Jane Dyson

Disability assistance restrictions eased

People on assistance can accept a gift or inheritance up to $100,000 without having their monthly payments cut

Parents, advocates for the disabled and even the opposition critic applauded the B.C. government’s move to increase financial independence for people receiving disability assistance payments.

Social Development Minister Michelle Stilwell has announced that effective Dec. 1, recipients will be able to receive financial gifts and inheritances of up to $100,000 without affecting their monthly payments. The current lifetime limit is $5,000 per person, after which assistance payments are reduced.

Stilwell said the change affects 96,000 people in B.C. who receive disability assistance.

“It’s available to all those individuals, and of course it would depend on their personal situations, their family support, friend support, whether they’re working or not working,” Stilwell said. “And those are definitely changes that we’re trying to encourage as well, to help individuals to get into the workforce, so they can create opportunities for themselves to earn and to save.”

The government previously raised the earned income exemption so people can earn up to $9,600 a year without reduction of their disability assistance, and has encouraged B.C. businesses to hire disabled people.

James Ho, a member of the minister’s council on employment and accessibility, called the gift and inheritance policy “a quantum leap forward” for disabled people like his son.

Kathy Bromley, a disability advocate whose daughter attends Simon Fraser University, struggled to control her emotions at a ceremony at the B.C. legislature announcing the change Nov. 5.

“Just because Shannon was born with a disability and needs help to brush her teeth and put her coat on … she needs to have a good reason to wake up every morning,” Bromley said.

NDP social development critic Michelle Mungall the change is “definitely good news” for those who can take advantage of it.

“I know with some of the families that I’ve been working with, people have come forward wanting to help them out, and they haven’t been able to because of the gift rule,” Mungall said.

“But at the end of the day, what we know is that the income assistance rates are very low, they are leaving people in poverty, and we see policies like the maternity leave clawback.”

 

Just Posted

Break-in at Prince Rupert Post Office causes service delay

Office closed most of July 8 morning after overnight forced entry

UPDATE: U.S. firm fined $2.9M for fuel spill that soiled B.C. First Nation territory

The Nathan E. Stewart spilled 110,000 litres of diesel and heavy oils in October 2016

Provincial stage for Prince Rupert athletes

Northwest girls softball team will look to be a mainstay at tournament after long awaited return

Global Sports Bra Squad Day in Rupert

The event encourages athletes to run in whatever makes them comfortable regardless of shape or size

Global Sports Bra Squad Day in Rupert

The event encourages athletes to run in whatever makes them comfortable regardless of shape or size

Report of dead body in B.C. park actually headless sex doll

This discovery, made at Manning Park on July 10, led police to uncovering two other sex mannequins

Grand Forks fire chief found to have bullied, harassed volunteer firefighter: report

WorkSafeBC, third-party human resources investigation looking into allegations complete

Dog recovering after being drenched in hot coffee, B.C. man charged

Man was taken into custody, charged, and released pending a court date

Taekwondo instructor, 21, identified as B.C. bat rabies victim

Nick Major, 21, an instructor at Cascadia Martial Arts in Parksville

Science expedition to Canada’s largest underwater volcano departs Vancouver Island

Crews prepared for a two-week research mission to the Explorer Seamount

B.C. shipyard to get one-third of $1.5 billion frigate-repair contract

The federal government has promised to invest $7.5 billion to maintain the 12 frigates

Worried about bats?
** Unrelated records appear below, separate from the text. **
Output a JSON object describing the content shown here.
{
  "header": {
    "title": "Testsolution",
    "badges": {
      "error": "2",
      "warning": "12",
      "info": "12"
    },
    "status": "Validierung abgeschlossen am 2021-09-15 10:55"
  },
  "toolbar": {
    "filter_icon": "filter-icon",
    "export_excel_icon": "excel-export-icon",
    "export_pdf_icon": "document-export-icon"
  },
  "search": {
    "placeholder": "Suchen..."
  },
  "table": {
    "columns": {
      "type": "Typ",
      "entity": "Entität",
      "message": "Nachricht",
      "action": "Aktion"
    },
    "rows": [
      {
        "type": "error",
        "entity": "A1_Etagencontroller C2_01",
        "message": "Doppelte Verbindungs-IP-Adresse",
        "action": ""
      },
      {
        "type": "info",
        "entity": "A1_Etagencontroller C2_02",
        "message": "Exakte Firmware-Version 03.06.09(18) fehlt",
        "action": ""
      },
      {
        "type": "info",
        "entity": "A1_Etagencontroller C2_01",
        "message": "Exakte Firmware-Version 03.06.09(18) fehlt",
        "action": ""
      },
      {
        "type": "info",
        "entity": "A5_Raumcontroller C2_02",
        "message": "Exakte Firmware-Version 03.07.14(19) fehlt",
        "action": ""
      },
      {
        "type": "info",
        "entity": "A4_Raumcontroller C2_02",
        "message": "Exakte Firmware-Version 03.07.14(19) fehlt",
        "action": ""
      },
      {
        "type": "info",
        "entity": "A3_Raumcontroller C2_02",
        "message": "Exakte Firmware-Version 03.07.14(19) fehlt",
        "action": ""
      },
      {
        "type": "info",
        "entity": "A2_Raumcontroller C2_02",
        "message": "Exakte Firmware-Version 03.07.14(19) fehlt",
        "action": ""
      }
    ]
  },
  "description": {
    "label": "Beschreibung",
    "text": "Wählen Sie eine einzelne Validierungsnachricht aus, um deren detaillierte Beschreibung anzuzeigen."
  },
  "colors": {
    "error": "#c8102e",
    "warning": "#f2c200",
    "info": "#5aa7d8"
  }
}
Here’s what to do if you come across one in B.C.

Bat expert with the BC Community Bat Program urges caution around the small creatures

B.C. on right road with tougher ride-hailing driver rules, says expert

The provincial government is holding firm that ride-hailing drivers have a Class 4 licence

Most Read